The Subsea Power Hub is a ground-breaking turbine system which harnesses the energy within ocean currents to produce autonomous electrical power for multiple applications. This new technology, patented by EC-OG, provides autonomous power to subsea infrastructure, reducing cost through efficient installation and removing the capital expenditure associated with electrical cables.
The Subsea Power Hub is a delta array of turbines or Ocean Generation modules. In simple terms, each module is an underwater battery unit with integral charger. Each module consists of a turbine, generator, battery pack, and electrical conditioning system.
There are a number of benefits with the use of the Subsea Power Hub including:
The current phase of testing validates the technical capability of the system which has been designed to fulfill the need for cost-effective and reliable subsea power.

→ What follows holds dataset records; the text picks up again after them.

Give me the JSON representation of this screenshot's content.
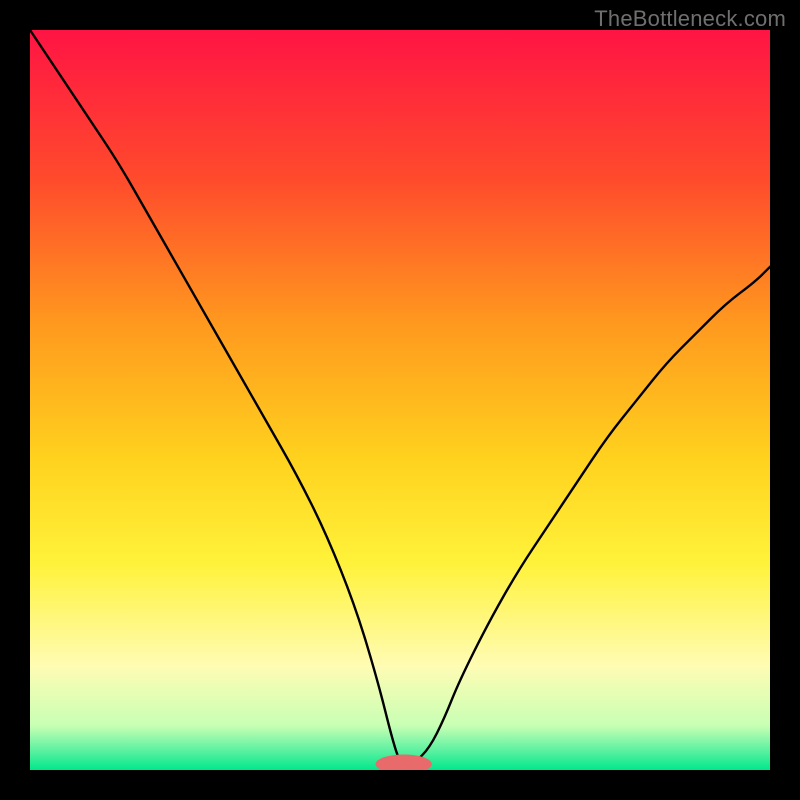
{
  "watermark": "TheBottleneck.com",
  "chart_data": {
    "type": "line",
    "title": "",
    "xlabel": "",
    "ylabel": "",
    "xlim": [
      0,
      100
    ],
    "ylim": [
      0,
      100
    ],
    "legend": false,
    "grid": false,
    "annotations": [],
    "background_gradient_stops": [
      {
        "pos": 0.0,
        "color": "#ff1444"
      },
      {
        "pos": 0.2,
        "color": "#ff4a2c"
      },
      {
        "pos": 0.4,
        "color": "#ff9a1e"
      },
      {
        "pos": 0.58,
        "color": "#ffd21e"
      },
      {
        "pos": 0.72,
        "color": "#fff23a"
      },
      {
        "pos": 0.86,
        "color": "#fffcb4"
      },
      {
        "pos": 0.94,
        "color": "#c8ffb4"
      },
      {
        "pos": 0.975,
        "color": "#58f0a0"
      },
      {
        "pos": 1.0,
        "color": "#00e88c"
      }
    ],
    "series": [
      {
        "name": "bottleneck-curve",
        "color": "#000000",
        "x": [
          0,
          4,
          8,
          12,
          16,
          20,
          24,
          28,
          32,
          36,
          40,
          44,
          47,
          49,
          50,
          51,
          52,
          54,
          56,
          58,
          62,
          66,
          70,
          74,
          78,
          82,
          86,
          90,
          94,
          98,
          100
        ],
        "y": [
          100,
          94,
          88,
          82,
          75,
          68,
          61,
          54,
          47,
          40,
          32,
          22,
          12,
          4,
          1,
          0,
          1,
          3,
          7,
          12,
          20,
          27,
          33,
          39,
          45,
          50,
          55,
          59,
          63,
          66,
          68
        ]
      }
    ],
    "marker": {
      "name": "optimal-marker",
      "color": "#e86a6a",
      "x": 50.5,
      "y": 0.8,
      "rx": 3.8,
      "ry": 1.3
    }
  }
}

Robert Cowman, Engineering Director at EC-OG, commented, “Although the weather was not on our side, we were still able to successfully complete the installation and commence testing ahead of schedule. The system is performing very well and I’m pleased at how quickly the results are correlating with the theoretical basis for the test. Having a vertical axis turbine, means that the SPH is operating effectively in these unpredictable, sporadic flow conditions.”